Turkey, Syria & NATO
When Turkey invaded Syria to attack the US-backed, leftist Kurdish-led SDF in 2019, this was furiously condemned by Israel, Egypt, Saudi Arabia and the UAE. The Assad regime also condemned it, but at the same time made clear that it aimed to do the same as Turkey was doing to the SDF; basically it was angry that someone else was doing its job, but not too angry. Palestinian Hamas declared its support for its Turkish ally. So does that mean the SDF (ie, Syrian PKK) is in the pro-US imperialist camp and Hamas in the anti-US imperialist camp? But hang on, Turkey is in NATO, while Israel/Egypt/Saudi/UAE are not …
Incidentally, if Turkey attacks the SDF, the key US ally in Syria since 2014, while being a NATO member, and NATO-leader US’s key ally in Syria is the Syrian wing of the PKK, Turkey’s arch nemesis, this might also raise questions as to the effectiveness of NATO in ever acting as a united vehicle in some kind of offensive capacity against Russia, as much left-magical theory suggests (even perhaps aimed at “Balkanising Russia”, according to some truly out-there left-conspiracist fantasy). As we might remember, the loudest voices against the US invasion of Iraq came from NATO France and Germany, while NATO Turkey refused to allow the US to stage its invasion from Turkey. Four NATO members still refuse to recognise Kosovo, despite the Kosovo war having been virtually the only ever united NATO action, and even now NATO member Hungary rejects sanctions on Russia or arms to Ukraine.
In recent years, the UAE, Bahrain, Jordan, Egypt, Sudan, Morocco and Oman have re-established relations with Israel (or long had them, eg. Egypt/Jordan), with the somewhat silent and more reserved backing of Saudi Arabia. In the very same recent years, the UAE, Bahrain, Jordan, Egypt, Sudan, Morocco and Oman have re-established relations with the Assad regime, with the somewhat silent and more reserved backing of Saudi Arabia. Tell me again, which “camps” are these countries in?
Russia and Syria
When Russia launched its war of aggression against the Syrian people in 2015 on behalf of the genocidal tyrant Assad, the UAE, Egypt and Jordan released a statement welcoming the invasion, while Netanyahu’s already existing bromance with Putin began its true blossoming. When the US launched its war against ISIS in Syria in 2014, it was welcomed by the Assad regime.
In other words, the entire edifice of imaginary ‘camps” in the Middle East simply does not exist, not at all, nothing, zilch, nada, but many leftists (and liberals for that matter) still imagine they are living in 1969 or 1975 or something.
Conclusion: Get back to basics!

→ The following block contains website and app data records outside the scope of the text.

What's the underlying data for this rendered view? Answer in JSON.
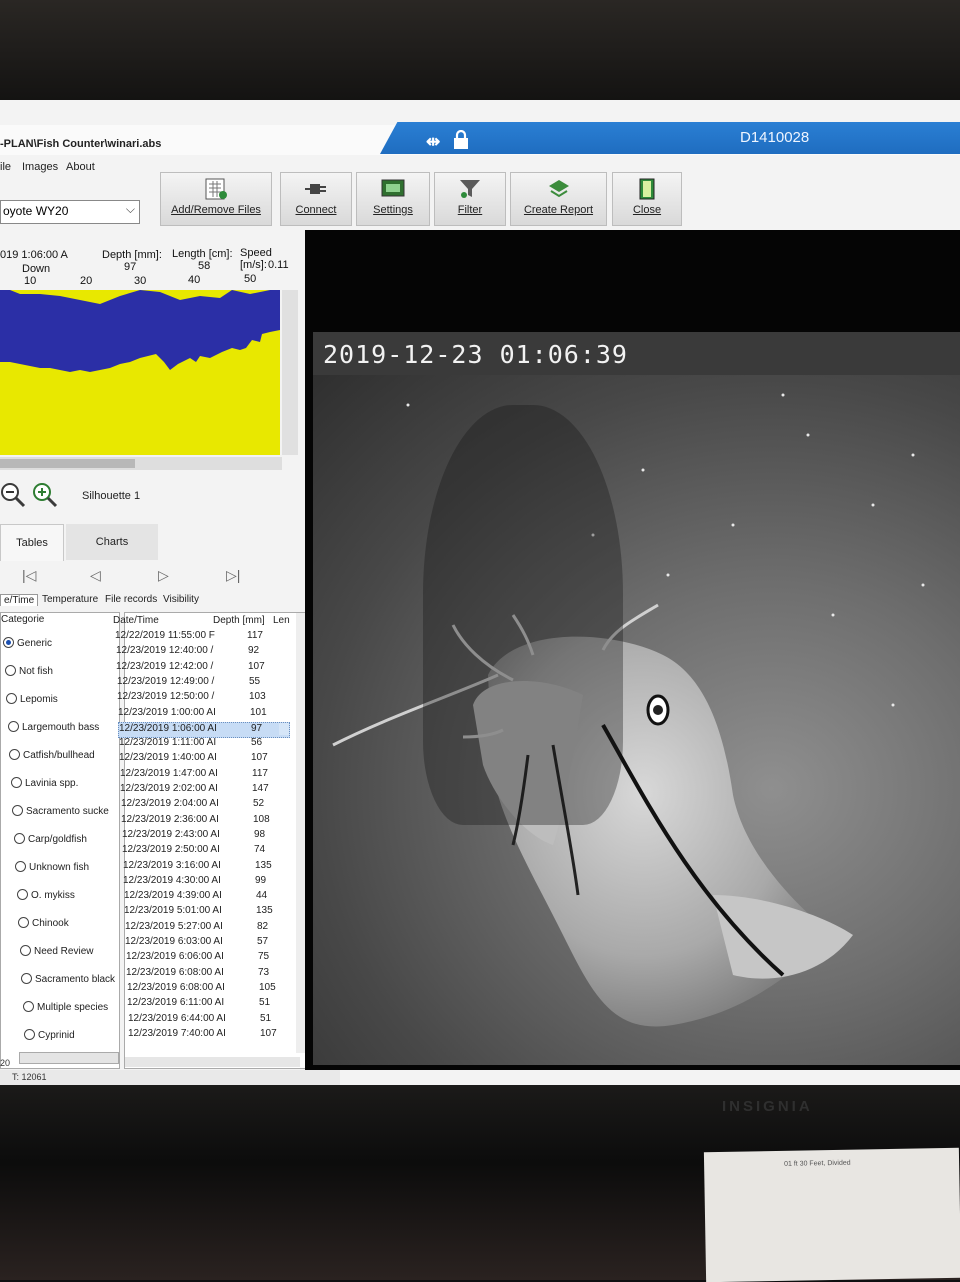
{
  "window": {
    "title": "-PLAN\\Fish Counter\\winari.abs",
    "device_id": "D1410028"
  },
  "menu": [
    "ile",
    "Images",
    "About"
  ],
  "toolbar": {
    "site_value": "oyote WY20",
    "buttons": [
      {
        "label": "Add/Remove Files",
        "icon": "file-grid-icon"
      },
      {
        "label": "Connect",
        "icon": "plug-icon"
      },
      {
        "label": "Settings",
        "icon": "monitor-icon"
      },
      {
        "label": "Filter",
        "icon": "funnel-icon"
      },
      {
        "label": "Create Report",
        "icon": "report-icon"
      },
      {
        "label": "Close",
        "icon": "door-icon"
      }
    ]
  },
  "echogram": {
    "time": "019 1:06:00 A",
    "direction": "Down",
    "depth_label": "Depth [mm]:",
    "depth_value": "97",
    "length_label": "Length [cm]:",
    "length_value": "58",
    "speed_label": "Speed [m/s]:",
    "speed_value": "0.11",
    "scale": [
      "10",
      "20",
      "30",
      "40",
      "50"
    ],
    "colors": {
      "background": "#e8e800",
      "fish": "#2b2fa6"
    }
  },
  "zoom": {
    "silhouette_label": "Silhouette 1"
  },
  "tabs": [
    {
      "label": "Tables",
      "active": true
    },
    {
      "label": "Charts",
      "active": false
    }
  ],
  "subtabs": [
    "e/Time",
    "Temperature",
    "File records",
    "Visibility"
  ],
  "categories": {
    "header": "Categorie",
    "items": [
      {
        "label": "Generic",
        "selected": true
      },
      {
        "label": "Not fish",
        "selected": false
      },
      {
        "label": "Lepomis",
        "selected": false
      },
      {
        "label": "Largemouth bass",
        "selected": false
      },
      {
        "label": "Catfish/bullhead",
        "selected": false
      },
      {
        "label": "Lavinia spp.",
        "selected": false
      },
      {
        "label": "Sacramento sucke",
        "selected": false
      },
      {
        "label": "Carp/goldfish",
        "selected": false
      },
      {
        "label": "Unknown fish",
        "selected": false
      },
      {
        "label": "O. mykiss",
        "selected": false
      },
      {
        "label": "Chinook",
        "selected": false
      },
      {
        "label": "Need Review",
        "selected": false
      },
      {
        "label": "Sacramento black",
        "selected": false
      },
      {
        "label": "Multiple species",
        "selected": false
      },
      {
        "label": "Cyprinid",
        "selected": false
      }
    ]
  },
  "records": {
    "headers": {
      "datetime": "Date/Time",
      "depth": "Depth [mm]",
      "length": "Len"
    },
    "rows": [
      {
        "datetime": "12/22/2019 11:55:00 F",
        "depth": "117"
      },
      {
        "datetime": "12/23/2019 12:40:00 /",
        "depth": "92"
      },
      {
        "datetime": "12/23/2019 12:42:00 /",
        "depth": "107"
      },
      {
        "datetime": "12/23/2019 12:49:00 /",
        "depth": "55"
      },
      {
        "datetime": "12/23/2019 12:50:00 /",
        "depth": "103"
      },
      {
        "datetime": "12/23/2019 1:00:00 AI",
        "depth": "101"
      },
      {
        "datetime": "12/23/2019 1:06:00 AI",
        "depth": "97",
        "selected": true
      },
      {
        "datetime": "12/23/2019 1:11:00 AI",
        "depth": "56"
      },
      {
        "datetime": "12/23/2019 1:40:00 AI",
        "depth": "107"
      },
      {
        "datetime": "12/23/2019 1:47:00 AI",
        "depth": "117"
      },
      {
        "datetime": "12/23/2019 2:02:00 AI",
        "depth": "147"
      },
      {
        "datetime": "12/23/2019 2:04:00 AI",
        "depth": "52"
      },
      {
        "datetime": "12/23/2019 2:36:00 AI",
        "depth": "108"
      },
      {
        "datetime": "12/23/2019 2:43:00 AI",
        "depth": "98"
      },
      {
        "datetime": "12/23/2019 2:50:00 AI",
        "depth": "74"
      },
      {
        "datetime": "12/23/2019 3:16:00 AI",
        "depth": "135"
      },
      {
        "datetime": "12/23/2019 4:30:00 AI",
        "depth": "99"
      },
      {
        "datetime": "12/23/2019 4:39:00 AI",
        "depth": "44"
      },
      {
        "datetime": "12/23/2019 5:01:00 AI",
        "depth": "135"
      },
      {
        "datetime": "12/23/2019 5:27:00 AI",
        "depth": "82"
      },
      {
        "datetime": "12/23/2019 6:03:00 AI",
        "depth": "57"
      },
      {
        "datetime": "12/23/2019 6:06:00 AI",
        "depth": "75"
      },
      {
        "datetime": "12/23/2019 6:08:00 AI",
        "depth": "73"
      },
      {
        "datetime": "12/23/2019 6:08:00 AI",
        "depth": "105"
      },
      {
        "datetime": "12/23/2019 6:11:00 AI",
        "depth": "51"
      },
      {
        "datetime": "12/23/2019 6:44:00 AI",
        "depth": "51"
      },
      {
        "datetime": "12/23/2019 7:40:00 AI",
        "depth": "107"
      }
    ]
  },
  "status": {
    "text": "T: 12061",
    "left_num": "20"
  },
  "video": {
    "timestamp": "2019-12-23 01:06:39"
  },
  "monitor": {
    "brand": "INSIGNIA",
    "paper_text": "01 ft 30 Feet, Divided"
  }
}
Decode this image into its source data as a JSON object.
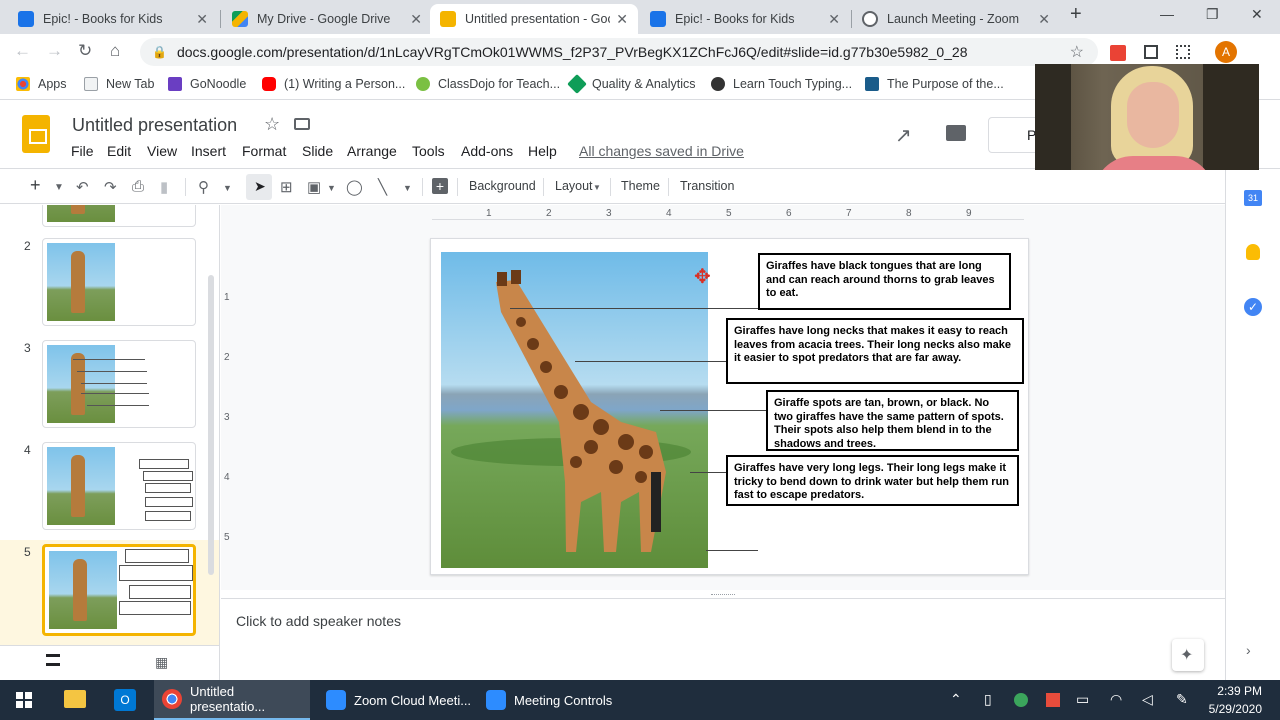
{
  "browser": {
    "tabs": [
      {
        "title": "Epic! - Books for Kids",
        "color": "#1a73e8"
      },
      {
        "title": "My Drive - Google Drive",
        "color": "#0f9d58"
      },
      {
        "title": "Untitled presentation - Goo",
        "color": "#f4b400"
      },
      {
        "title": "Epic! - Books for Kids",
        "color": "#1a73e8"
      },
      {
        "title": "Launch Meeting - Zoom",
        "color": "#5f6368"
      }
    ],
    "new_tab": "+",
    "url": "docs.google.com/presentation/d/1nLcayVRgTCmOk01WWMS_f2P37_PVrBegKX1ZChFcJ6Q/edit#slide=id.g77b30e5982_0_28",
    "profile_initial": "A"
  },
  "bookmarks": [
    {
      "label": "Apps",
      "color": "#ea4335"
    },
    {
      "label": "New Tab",
      "color": "#9aa0a6"
    },
    {
      "label": "GoNoodle",
      "color": "#6a3ec2"
    },
    {
      "label": "(1) Writing a Person...",
      "color": "#ff0000"
    },
    {
      "label": "ClassDojo for Teach...",
      "color": "#7bc043"
    },
    {
      "label": "Quality & Analytics",
      "color": "#0f9d58"
    },
    {
      "label": "Learn Touch Typing...",
      "color": "#333333"
    },
    {
      "label": "The Purpose of the...",
      "color": "#1a5c8a"
    }
  ],
  "app": {
    "title": "Untitled presentation",
    "menus": [
      "File",
      "Edit",
      "View",
      "Insert",
      "Format",
      "Slide",
      "Arrange",
      "Tools",
      "Add-ons",
      "Help"
    ],
    "saved_status": "All changes saved in Drive",
    "present_label": "P"
  },
  "toolbar": {
    "background": "Background",
    "layout": "Layout",
    "theme": "Theme",
    "transition": "Transition"
  },
  "filmstrip": {
    "slides": [
      "2",
      "3",
      "4",
      "5"
    ]
  },
  "rulers": {
    "h": [
      "1",
      "2",
      "3",
      "4",
      "5",
      "6",
      "7",
      "8",
      "9"
    ],
    "v": [
      "1",
      "2",
      "3",
      "4",
      "5"
    ]
  },
  "slide": {
    "callouts": [
      "Giraffes have black tongues that are long and can reach around thorns to grab leaves to eat.",
      "Giraffes have long necks that makes it easy to reach leaves from acacia trees. Their long necks also make it easier to spot predators that are far away.",
      "Giraffe spots are tan, brown, or black.  No two giraffes have the same pattern of spots.  Their spots also help them blend in to the shadows and trees.",
      "Giraffes have very long legs.  Their long legs make it tricky to bend down to drink water but help them run fast to escape predators."
    ]
  },
  "notes": {
    "placeholder": "Click to add speaker notes"
  },
  "taskbar": {
    "apps": [
      {
        "label": "Untitled presentatio...",
        "color": "#f4b400"
      },
      {
        "label": "Zoom Cloud Meeti...",
        "color": "#2d8cff"
      },
      {
        "label": "Meeting Controls",
        "color": "#2d8cff"
      }
    ],
    "time": "2:39 PM",
    "date": "5/29/2020"
  }
}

But if this summary shows that conventional geopolitical assumptions are purely imaginary, what explanation can we make of this apparent geopolitical mess? How can we “geopolitically” analyse this mess? Seems to me we need to get back to the basics about class, revolution and counterrevolution, and combine this with recognition that powerful sub-imperial rivalries can at times ‘play’ with these class dynamics, try to ride them, coopt them, exploit them to their advantage against rivals, at closer range than larger imperialist powers, producing at times confusing alliances, but at all times the main dynamic is fundamental alliance against revolution and in defence of the the ancien regime system throughout the region, where the ruling classes of all these reactionary regimes were threatened by [the Arab] Spring.
A few years ago in reply to a friend I wrote this piece on the question [in relation to Syria], though of course much has changed since.
Michael Karadjis is a lecturer at the University of Western Sidney, Australia. His blog site, Mkaradjis.com, contains some of the most penetrating analysis of the war in Syria and should be a “go-to” reference site for any study of that war.